Toongabbie Convict Farm

Third Settlement Reserve, which adjoins Toongabbie Creek and Quarry Branch Creek at Old Toongabbie, marks the site of the 3rd settlement established by the early British colonists. Needing to find land more arable than that around Sydney Cove, the Government established farms at Rose Hill (present day Parramatta) in 1789 and a third settlement at this location in 1791. Known as the Toongabbie Convict Farm, it used convict labour to grow crops of barley, maize and wheat. There were 2 main areas of settlement, one at Johnstons Creek, the other 3 km further north along Old Windsor Rd.

The Johnstons Creek settlement comprised of 13 wattle and daub convict huts, stockyards and other outbuildings.
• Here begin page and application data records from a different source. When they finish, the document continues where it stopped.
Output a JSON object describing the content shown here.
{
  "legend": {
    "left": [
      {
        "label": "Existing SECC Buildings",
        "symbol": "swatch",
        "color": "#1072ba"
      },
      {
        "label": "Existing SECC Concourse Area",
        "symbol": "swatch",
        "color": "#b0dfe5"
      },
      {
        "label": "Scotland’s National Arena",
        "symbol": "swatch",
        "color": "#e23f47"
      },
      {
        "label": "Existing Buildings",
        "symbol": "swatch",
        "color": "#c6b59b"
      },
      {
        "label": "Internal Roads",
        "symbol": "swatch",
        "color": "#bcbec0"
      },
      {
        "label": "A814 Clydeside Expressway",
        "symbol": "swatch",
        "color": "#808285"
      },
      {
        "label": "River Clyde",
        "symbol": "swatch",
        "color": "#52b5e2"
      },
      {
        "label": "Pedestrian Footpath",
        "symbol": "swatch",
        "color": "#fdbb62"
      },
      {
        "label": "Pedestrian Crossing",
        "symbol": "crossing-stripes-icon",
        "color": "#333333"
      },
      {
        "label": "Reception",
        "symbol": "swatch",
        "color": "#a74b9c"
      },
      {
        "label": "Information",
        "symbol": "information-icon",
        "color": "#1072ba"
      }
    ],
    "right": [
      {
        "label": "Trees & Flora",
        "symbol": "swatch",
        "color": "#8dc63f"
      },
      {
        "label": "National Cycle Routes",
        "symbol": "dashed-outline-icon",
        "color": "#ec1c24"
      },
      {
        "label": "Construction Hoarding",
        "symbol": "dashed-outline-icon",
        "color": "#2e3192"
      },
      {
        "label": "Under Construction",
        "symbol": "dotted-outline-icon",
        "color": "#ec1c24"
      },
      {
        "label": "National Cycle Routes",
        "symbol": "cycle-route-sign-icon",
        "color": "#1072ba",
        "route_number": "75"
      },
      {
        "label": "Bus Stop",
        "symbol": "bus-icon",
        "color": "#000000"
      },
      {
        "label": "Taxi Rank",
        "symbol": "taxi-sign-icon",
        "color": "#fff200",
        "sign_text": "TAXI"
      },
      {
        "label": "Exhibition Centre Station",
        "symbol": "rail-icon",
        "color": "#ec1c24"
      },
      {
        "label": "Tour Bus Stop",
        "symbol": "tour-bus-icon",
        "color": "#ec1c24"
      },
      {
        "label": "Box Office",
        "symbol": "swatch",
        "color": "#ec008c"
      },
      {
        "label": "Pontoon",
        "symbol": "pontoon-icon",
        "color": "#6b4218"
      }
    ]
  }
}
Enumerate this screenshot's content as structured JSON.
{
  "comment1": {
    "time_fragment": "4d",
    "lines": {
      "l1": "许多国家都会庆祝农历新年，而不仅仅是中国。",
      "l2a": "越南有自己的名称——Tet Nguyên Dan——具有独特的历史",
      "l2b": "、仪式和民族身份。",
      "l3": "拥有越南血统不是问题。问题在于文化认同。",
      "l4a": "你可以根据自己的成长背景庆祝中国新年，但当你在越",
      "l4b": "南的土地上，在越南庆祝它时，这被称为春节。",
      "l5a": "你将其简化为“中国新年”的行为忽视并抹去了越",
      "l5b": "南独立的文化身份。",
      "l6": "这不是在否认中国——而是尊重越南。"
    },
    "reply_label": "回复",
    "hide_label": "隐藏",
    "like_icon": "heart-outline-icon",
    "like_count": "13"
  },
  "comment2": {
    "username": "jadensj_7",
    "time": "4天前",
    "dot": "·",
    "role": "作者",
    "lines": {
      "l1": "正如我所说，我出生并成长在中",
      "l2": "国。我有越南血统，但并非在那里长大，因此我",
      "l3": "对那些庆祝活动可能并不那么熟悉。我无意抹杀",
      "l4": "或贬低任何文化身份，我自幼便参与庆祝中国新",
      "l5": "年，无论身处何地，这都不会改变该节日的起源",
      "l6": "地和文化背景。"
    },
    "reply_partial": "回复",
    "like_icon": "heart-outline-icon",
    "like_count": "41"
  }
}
A brick threshing barn was located at the northern settlement while the sites of the other documented buildings such as the church and dairy are unknown. By April 1791, the settlement s 500 convicts had cleared 259 ha. The convicts were worked so hard, it developed a reputation as a place to be avoided at all costs. Within 5 years, soil quality had declined and better land had been found in the Hawkesbury region. Government stock was then grazed here until 1807 when the farm was abandoned and the land sold off to private farmers.

No above ground evidence of the convict settlement is visible today though archeological digs have revealed many artifacts. On the opposite side of the creek are stone steps once thought to be remnants of the convict settlement, although they are now believed to be associated with a Chinese market garden. Besides its historic interest, the reserve and others in the area associated with Toongabbie Creek contain rare examples of Cumberland Plain Woodlands. Access is from Oakes Road, Old Toongabbie.
UBD Map 190 ref G 5

This website is published as information only. Please direct enquiries about places and services featured to the relevant service provider.

Design and concept © Stephen Yarrow | Email us | W3Layouts